Adjusting to an American lifestyle was definitely very difficult at the start. The food was particularly difficult at it was so different to what my regular meal would entail at home. Eating on campus was sometimes hard as I didn’t feel like there were many nutritious options available. I adjusted to this by doing some of my own shopping and keeping things like fruits and vegetables in my room to accompany the food that I was eating on campus. Another thing that was so different was the direct honesty of Americans as people. They are so confident within themselves and aren’t afraid to tell you what they think. This was something I definitely struggled with at the start but I adjusted by just laughing it off or trying to take something from the point they were trying to make.

I met new people primarily by joining the school’s volleyball team. We trained at least twice a week as well as having tournaments at different schools both within and outside Florida. It was definitely a highlight of my time at Stetson and the place where I made some of my closest friends. The international team at Stetson is also a really good place to meet new people. We had a week on campus before the other students came and we were all in the same position so it was definitely to our advantage that we had the extra time to get to know each other before the semester commenced.

Can you see any benefits from this exchange to your future career?

Absolutely. Having an appreciation for a different culture and exploring the way in which the schooling and working systems in the US operate was so interesting.

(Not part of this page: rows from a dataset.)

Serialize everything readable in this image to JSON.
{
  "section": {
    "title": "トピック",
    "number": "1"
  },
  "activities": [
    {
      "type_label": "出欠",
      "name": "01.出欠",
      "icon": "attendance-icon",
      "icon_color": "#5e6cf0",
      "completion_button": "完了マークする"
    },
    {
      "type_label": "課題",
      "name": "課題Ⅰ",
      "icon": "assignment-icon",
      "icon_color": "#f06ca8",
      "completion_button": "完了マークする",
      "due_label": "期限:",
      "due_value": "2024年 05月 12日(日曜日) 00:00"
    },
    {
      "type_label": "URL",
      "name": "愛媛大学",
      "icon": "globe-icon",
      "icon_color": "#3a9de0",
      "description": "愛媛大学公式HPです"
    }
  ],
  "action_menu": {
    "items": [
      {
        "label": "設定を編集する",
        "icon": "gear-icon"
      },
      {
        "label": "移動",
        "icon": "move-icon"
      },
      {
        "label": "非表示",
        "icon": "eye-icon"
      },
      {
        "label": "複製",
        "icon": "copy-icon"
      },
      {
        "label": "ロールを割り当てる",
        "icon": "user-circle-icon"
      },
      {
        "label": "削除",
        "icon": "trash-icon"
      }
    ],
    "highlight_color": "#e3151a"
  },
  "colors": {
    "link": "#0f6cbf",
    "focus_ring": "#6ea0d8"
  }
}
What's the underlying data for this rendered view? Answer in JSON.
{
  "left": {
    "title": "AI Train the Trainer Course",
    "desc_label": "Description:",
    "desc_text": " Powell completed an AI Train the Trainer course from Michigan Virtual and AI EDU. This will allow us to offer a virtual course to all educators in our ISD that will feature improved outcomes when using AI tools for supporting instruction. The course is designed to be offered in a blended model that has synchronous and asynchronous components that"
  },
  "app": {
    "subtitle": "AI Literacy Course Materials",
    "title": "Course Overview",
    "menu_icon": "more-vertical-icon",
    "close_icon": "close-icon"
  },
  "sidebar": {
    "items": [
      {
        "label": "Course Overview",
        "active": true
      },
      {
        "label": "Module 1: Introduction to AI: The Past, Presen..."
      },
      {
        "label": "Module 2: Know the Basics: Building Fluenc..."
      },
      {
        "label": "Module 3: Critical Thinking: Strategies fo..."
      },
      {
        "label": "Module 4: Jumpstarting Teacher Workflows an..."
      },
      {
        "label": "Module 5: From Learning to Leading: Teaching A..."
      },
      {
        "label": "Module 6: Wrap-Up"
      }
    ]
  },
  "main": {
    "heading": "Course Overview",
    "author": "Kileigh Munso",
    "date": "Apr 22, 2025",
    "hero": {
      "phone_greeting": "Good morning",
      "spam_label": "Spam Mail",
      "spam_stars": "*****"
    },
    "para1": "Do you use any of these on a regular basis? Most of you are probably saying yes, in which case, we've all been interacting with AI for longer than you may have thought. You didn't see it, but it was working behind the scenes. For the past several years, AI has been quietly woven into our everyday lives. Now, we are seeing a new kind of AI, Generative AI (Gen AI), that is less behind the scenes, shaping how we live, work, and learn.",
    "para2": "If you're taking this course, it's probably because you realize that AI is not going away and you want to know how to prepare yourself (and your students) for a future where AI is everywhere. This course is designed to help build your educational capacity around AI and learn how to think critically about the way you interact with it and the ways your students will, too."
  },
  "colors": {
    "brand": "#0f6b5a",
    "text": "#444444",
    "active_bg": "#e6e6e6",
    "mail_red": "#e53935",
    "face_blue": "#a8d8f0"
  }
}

The classes involved so much discussion and information on real workplace situations that you could expect to find yourself in after graduation. This is something that I feel we don’t do as much of back home and I think that it definitely helped me to prepare more for what I will expect to be confronted with when I enter the workforce.

The exchange also made me much more confident within myself and my abilities to be outside of my comfort zone. I gained so much confidence and independence from my semester away and I think that these are two characteristics that are seen as attractive to potential employers.

What advice would you give to a student who was hesitant or considering joining the exchange program?

Just do it! It seems like such a long time but it honestly goes so quickly. I had been deciding over whether I would go for so long and eventually biting the bullet and applying was one of the best decisions that I have ever made. I have gained so many friends from all around the world and gained so much life experience and grown so much from who I was before I left. Even if you have struggles whilst you are away, you can be proud in yourself even for the fact that you decided to go.  I would honestly recommend exchange to anyone who is considering it, it is a once in a lifetime experience. There is such a big difference between visiting a country and having the opportunity to live there and share some of the same experiences as the locals do.

If you are really unsure about whether exchange is right for you, speak to somebody who has the opportunity to experience it. I don’t think that I have spoken to anyone who regrets their decision to go away or didn’t enjoy themselves for the period they were abroad.

Top tips

Keep an open mind!! I cannot put into words how nervous I was before I left for my exchange. I remember sitting on the plane thinking what have I got myself into… Going on exchange is honestly the best thing that I have ever done. I met the most incredible people, tried so many different things and felt more comfortable being out of my comfort zone.

Everyone is going to have a different experience when studying abroad and it is important not to have loads of specific expectations for your time away. Even other exchange students at the same school as me would describe their experience differently than I would, and that is okay. You just have to take things as they come, remember why you applied in the first place and remember how quickly the time goes and make sure you make the most of it. The last thing that you want is to come home and think about things that you should have done whilst you were away.